I understand. Some more points.
1. If the laser is only illuminating one point at a time, the detector can simply be pointed at the whole specimen - no mirrors needed.
2. Rotating is inherently non-linear. The beam will be moving slowest at 90 degrees to the mirror and fastest at smaller angles. Move a led pointer from the straight up to 45 degrees along a wall.
3. Do you really need mirrors at all? Perhaps one slow scan will do it. Can the specimen me put on a stage with two servos, one for X and one for Y?
The your arduino moves the stage, turns on the led, reads the photodetector, turns off the led and repeats.
It's then all perfectly linear and controlled. Small 4 mm actuators are $10 ( http://www.sparkfun.com/products/8782
but larger, 50 and 100mm ones are ~ $100. ( http://www.trossenrobotics.com/linear-actuators.aspx
Also this way you can go slower and add up a lot of samples for a higher dynamic range of image.
Alternatively you can have the arduino just time how long the laser has to be on any given x y spot in order to reach a certain accumulated threshold of fluorescence.
Highly fluorescent samples would scan quickly while you'd be able to scan even slightly fluorescent ones, only much more slowly.
Oh if you can't move the rock, perhaps you could move the LED/detector part, but also with an x y stage for repeatability and linearity.

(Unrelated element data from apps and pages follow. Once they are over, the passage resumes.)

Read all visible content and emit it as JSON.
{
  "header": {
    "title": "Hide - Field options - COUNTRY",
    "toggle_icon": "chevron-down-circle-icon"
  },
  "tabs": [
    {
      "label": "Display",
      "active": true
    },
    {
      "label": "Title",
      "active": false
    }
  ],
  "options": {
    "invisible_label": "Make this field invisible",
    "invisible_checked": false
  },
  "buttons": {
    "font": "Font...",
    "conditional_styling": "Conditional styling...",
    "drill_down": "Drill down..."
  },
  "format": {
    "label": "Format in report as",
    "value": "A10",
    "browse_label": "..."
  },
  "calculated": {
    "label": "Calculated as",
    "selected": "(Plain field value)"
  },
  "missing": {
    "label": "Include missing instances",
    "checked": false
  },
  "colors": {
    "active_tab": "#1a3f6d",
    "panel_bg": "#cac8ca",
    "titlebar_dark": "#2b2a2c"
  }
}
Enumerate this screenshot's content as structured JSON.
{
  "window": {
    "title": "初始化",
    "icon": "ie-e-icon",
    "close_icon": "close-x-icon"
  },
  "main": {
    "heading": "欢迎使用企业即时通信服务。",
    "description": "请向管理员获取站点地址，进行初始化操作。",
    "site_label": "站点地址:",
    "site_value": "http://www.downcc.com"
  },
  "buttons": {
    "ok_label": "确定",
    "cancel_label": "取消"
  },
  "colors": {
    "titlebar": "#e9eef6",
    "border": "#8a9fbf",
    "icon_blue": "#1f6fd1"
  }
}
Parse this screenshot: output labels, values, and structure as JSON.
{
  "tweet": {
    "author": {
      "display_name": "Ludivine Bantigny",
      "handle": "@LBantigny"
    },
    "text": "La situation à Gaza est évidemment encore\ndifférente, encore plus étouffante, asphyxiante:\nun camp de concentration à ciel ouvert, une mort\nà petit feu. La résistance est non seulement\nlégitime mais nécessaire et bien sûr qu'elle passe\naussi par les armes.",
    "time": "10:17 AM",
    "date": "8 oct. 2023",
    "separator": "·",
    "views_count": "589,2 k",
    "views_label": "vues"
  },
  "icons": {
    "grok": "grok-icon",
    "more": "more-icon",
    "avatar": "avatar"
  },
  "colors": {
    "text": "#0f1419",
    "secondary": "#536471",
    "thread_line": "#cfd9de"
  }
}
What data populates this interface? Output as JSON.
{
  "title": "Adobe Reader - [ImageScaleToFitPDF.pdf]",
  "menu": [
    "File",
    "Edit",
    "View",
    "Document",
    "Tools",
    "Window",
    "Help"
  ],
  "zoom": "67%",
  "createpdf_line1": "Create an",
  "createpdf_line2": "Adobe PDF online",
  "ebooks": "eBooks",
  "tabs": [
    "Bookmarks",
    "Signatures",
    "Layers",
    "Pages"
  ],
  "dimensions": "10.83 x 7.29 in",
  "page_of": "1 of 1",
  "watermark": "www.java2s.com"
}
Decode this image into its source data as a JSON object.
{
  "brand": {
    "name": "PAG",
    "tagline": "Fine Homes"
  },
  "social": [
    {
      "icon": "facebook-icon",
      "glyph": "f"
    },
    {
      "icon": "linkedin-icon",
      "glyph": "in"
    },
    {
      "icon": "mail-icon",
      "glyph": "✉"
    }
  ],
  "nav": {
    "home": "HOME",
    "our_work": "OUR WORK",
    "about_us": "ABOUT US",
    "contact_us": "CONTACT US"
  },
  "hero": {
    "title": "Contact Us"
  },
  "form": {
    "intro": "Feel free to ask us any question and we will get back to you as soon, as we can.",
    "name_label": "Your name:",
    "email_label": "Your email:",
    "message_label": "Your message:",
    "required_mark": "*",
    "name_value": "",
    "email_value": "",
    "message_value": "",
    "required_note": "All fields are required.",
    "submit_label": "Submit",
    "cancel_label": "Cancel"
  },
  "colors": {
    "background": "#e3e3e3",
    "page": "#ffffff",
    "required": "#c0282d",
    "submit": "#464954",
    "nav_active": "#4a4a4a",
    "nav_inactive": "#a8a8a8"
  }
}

Maybe a good mechanical designer (not me) could do it with two inexpensive rotary servo motors.
What do you think?